To this extent, influences on Taiwanese underground electronic music reflect Taiwan’s position in the world. For example, the German techno sound is currently internationally ascendant underground. At the same time, Taiwan’s history has long been bound up with that of China and Japan, including contemporary cultural influences in the age of globalization. The influence of Chinese clubs on the Taiwanese underground is a particularly noteworthy trend at a time in which China has far surpassed Taiwan in terms of the size of its economy or global cultural reach.

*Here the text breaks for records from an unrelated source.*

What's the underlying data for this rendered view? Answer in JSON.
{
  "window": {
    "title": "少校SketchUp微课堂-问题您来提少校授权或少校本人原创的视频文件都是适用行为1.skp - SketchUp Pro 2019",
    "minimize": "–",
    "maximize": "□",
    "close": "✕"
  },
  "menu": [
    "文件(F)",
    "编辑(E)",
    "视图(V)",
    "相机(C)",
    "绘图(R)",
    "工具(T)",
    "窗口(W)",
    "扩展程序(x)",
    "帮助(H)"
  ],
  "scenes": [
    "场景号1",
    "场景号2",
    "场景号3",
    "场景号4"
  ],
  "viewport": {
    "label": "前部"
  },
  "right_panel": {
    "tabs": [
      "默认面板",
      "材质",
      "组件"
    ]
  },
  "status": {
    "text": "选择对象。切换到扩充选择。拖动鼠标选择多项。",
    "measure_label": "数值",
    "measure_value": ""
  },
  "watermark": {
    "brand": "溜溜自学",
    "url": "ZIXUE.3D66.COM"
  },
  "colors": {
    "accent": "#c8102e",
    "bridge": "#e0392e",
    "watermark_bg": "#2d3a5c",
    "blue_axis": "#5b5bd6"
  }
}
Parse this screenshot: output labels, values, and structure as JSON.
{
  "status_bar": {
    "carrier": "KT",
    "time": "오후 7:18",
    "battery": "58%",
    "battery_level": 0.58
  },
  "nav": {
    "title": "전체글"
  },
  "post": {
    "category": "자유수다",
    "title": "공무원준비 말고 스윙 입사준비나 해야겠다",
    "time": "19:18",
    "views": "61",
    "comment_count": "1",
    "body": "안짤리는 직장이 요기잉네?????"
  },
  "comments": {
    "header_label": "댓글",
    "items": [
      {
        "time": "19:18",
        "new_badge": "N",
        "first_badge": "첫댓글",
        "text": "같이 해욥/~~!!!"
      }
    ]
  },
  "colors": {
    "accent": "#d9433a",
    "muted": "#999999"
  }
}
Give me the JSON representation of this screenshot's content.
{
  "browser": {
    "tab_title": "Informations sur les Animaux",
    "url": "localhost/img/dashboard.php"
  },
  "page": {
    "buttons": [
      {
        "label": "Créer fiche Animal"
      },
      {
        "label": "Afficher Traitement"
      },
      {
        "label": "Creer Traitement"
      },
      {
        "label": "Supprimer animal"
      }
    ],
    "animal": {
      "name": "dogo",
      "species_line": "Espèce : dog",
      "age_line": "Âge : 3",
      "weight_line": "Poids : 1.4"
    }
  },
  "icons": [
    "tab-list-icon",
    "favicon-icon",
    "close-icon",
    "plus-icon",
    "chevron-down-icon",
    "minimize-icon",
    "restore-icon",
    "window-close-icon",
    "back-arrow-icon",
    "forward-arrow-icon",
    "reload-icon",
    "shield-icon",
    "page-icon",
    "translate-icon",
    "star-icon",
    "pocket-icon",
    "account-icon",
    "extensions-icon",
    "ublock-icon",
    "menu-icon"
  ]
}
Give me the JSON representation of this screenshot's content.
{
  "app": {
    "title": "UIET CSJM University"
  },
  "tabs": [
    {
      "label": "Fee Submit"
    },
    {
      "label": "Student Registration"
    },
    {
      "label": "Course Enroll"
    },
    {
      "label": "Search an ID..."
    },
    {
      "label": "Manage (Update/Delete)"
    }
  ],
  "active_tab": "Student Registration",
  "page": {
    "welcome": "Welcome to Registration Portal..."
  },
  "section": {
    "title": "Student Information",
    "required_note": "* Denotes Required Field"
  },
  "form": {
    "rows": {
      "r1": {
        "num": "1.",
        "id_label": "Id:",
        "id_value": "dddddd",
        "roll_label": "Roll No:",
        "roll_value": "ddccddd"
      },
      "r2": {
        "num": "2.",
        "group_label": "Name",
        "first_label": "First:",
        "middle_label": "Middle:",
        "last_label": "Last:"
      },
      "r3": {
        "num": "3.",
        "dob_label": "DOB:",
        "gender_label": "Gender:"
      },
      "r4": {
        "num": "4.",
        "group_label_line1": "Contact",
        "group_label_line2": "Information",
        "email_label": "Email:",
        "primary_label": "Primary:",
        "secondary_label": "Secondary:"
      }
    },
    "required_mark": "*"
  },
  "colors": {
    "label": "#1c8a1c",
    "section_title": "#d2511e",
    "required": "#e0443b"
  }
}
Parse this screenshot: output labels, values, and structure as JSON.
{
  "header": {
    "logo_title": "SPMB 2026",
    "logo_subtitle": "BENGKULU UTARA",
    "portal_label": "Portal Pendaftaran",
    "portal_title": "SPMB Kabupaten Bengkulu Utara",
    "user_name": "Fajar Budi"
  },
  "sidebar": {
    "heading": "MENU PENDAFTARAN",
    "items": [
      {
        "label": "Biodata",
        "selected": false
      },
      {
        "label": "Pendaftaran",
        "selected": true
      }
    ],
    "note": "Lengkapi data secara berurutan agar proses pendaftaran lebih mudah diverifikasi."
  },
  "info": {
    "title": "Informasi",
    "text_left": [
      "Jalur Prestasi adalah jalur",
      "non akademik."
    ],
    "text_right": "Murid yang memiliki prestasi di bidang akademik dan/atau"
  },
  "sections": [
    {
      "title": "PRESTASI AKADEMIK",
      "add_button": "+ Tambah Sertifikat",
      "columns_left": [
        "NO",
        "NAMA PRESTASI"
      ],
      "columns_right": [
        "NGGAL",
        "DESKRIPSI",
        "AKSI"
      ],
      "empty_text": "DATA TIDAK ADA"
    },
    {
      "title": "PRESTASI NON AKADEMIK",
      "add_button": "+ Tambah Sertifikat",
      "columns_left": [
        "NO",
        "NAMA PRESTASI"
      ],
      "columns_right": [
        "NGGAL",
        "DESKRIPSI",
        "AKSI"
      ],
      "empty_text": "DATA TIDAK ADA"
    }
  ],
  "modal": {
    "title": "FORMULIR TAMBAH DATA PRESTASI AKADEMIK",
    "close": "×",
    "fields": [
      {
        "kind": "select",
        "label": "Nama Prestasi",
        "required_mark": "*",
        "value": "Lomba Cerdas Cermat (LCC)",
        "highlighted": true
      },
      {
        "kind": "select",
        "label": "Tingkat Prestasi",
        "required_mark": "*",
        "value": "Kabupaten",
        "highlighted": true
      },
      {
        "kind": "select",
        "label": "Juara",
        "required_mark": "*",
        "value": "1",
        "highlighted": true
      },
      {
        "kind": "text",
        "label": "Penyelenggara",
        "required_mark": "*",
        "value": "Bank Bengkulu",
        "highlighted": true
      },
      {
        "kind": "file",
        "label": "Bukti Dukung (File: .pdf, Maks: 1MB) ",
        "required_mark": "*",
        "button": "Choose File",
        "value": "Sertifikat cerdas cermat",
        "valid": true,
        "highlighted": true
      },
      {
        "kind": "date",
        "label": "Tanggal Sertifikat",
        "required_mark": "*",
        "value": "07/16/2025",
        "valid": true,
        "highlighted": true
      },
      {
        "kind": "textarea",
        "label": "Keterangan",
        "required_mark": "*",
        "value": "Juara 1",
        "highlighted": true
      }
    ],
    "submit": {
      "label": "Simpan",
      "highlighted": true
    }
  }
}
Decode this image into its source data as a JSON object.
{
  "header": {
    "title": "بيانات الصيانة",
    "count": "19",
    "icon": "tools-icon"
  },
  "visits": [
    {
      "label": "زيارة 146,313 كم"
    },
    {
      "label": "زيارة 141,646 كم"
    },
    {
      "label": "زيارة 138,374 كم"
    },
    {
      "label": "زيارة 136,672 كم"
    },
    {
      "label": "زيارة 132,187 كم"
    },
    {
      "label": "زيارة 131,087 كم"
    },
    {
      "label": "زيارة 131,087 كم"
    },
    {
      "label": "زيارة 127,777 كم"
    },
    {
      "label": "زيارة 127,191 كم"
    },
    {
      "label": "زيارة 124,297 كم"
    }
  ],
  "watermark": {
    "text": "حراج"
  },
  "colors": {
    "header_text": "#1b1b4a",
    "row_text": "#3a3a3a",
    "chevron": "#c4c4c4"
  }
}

Yet, in line with identity trends, one has seen increasing usage of elements seen as quintessentially Taiwanese in contemporary Taiwanese electronic music productions. This includes elements of traditional temple culture in sampling, a trend also seen in indie music. However, the earlier period of Taike electronic music is now mined for cultural referents, with some productions aiming to mimic this sound. DJ Jerry is also sometimes invited to perform at FINAL and similar venues. The attempt, then, is to search for a unique Taiwanese sound, which may have external influences but is seen as having elements that are unique to Taiwan.
Likewise, there is an aspiration for Taiwanese music to take to the international stage. In its social media presence, Pawnshop, for example, has recently sought to promote when DJs associated with the club perform in Berlin, seen as the global capital of techno and international music writ large.
It remains to be seen what the result of the search for identity in the Taiwanese underground electronic music scene comes to. But as with previous periods, Taiwanese identity and the emergence of Taiwanese subcultures are deeply bound up with each other.
The interchanges between the electronic music scene and other musical scenes continue to play a significant role, including when major artists from other scenes work with individuals associated with the underground electronic music scene. The examples are too numerous to name, but examples include Dizparity’s collaborations with ABAO, or Sunset Rollercoaster (落日飛車) after-party events held at FINAL. Other examples include when visual artists whose work is strongly associated with the electronic music scene take on roles in fashion or music, such as art photographer and Pawnshop DJ Manbo Key’s work for Vogue and major artists such as Sandee Chan (陳珊妮), or the work of Golden Melody Award-nominated MV director Lin Mao Z–associated with the FINAL crowd–for indie bands as Sunset Rollercoaster and Amazing Show (美秀集團). In addition, indie artists that bridge the gap between rock and electronic music, such as Forests (森林), Prairie WWWW, and Mong Tong, also play an important role in facilitating such exchanges.
COVID-19 led to a profound shift in the electronic music scene in Taiwan. Apart from that, clubs had to shut down temporarily, which proved a financial hit to what were already modestly sized indie venues; this also meant that international touring was no longer possible. Consequently, international guests could no longer travel to Taiwan. Instead, only local artists could perform—nor could Taiwanese artists travel abroad to tour and exchange creative ideas with other local scenes, whether in Asia or the world.
And so, COVID-19 has inadvertently been one of the drivers of greater self-consciousness about identity for the underground electronic music scene, in that it forced a period of introspection to take place. But, as Taiwan reopens its borders, allowing international artists to enter Taiwan and Taiwanese artists to tour again, it is to be seen how Taiwanese artists continue to grapple with these questions of identity.
Brian Hioe was one of the founding editors of New Bloom. He is a freelance writer on social movements and politics, and occasional translator.
This article was published as part of a special issue on Youth Culture.